Ritchie: "I'm having breakfast in bed, and I pull back the duvet on the other side. Thought we could have a beautiful morning together."
Hunnam: "Break a girl's heart, why don't you?"
Friends help you question yourself, says the director. Which is why he'll trust his actors' instincts on lines they hate and rewrite his script on set. "Sometimes, I go, 'This ain't going to work,.' There was a romance in this film. The Mage and Arthur. But the film just didn't want it. We tried to nudge it, we tried to nudge it, and then the film just went, 'Can we do something else?'"
The "combat" starts when Ritchie starts questioning the reality of his movies. He says the most painful, consuming part of King Arthur was the music. "[Composer Daniel Pemberton and I] worked on it for three years. Just the music." The soundtrack bridges medieval tones and contemporary riffs in a rambunctious fashion that Ritchie calls the "simple" solution.
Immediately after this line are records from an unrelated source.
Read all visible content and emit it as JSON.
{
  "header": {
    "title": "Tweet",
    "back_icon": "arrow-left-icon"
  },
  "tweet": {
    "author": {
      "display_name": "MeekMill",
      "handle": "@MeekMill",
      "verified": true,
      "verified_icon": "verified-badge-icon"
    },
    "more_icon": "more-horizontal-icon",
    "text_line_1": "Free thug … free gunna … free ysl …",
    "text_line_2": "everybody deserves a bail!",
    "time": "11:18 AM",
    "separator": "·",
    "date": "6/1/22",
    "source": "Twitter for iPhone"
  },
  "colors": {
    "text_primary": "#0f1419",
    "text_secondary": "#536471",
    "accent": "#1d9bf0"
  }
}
Ritchie started his career as an Island Records talent scout ("I didn't find anyone"), and his movies often hinge, in his mind, on finding a keystone track. In King Arthur, it was British folk singer Sam Lee, whose music is heavily influenced by Romany migrants he once traveled with. Those songs, that lore, stoked another one of Ritchie's passions.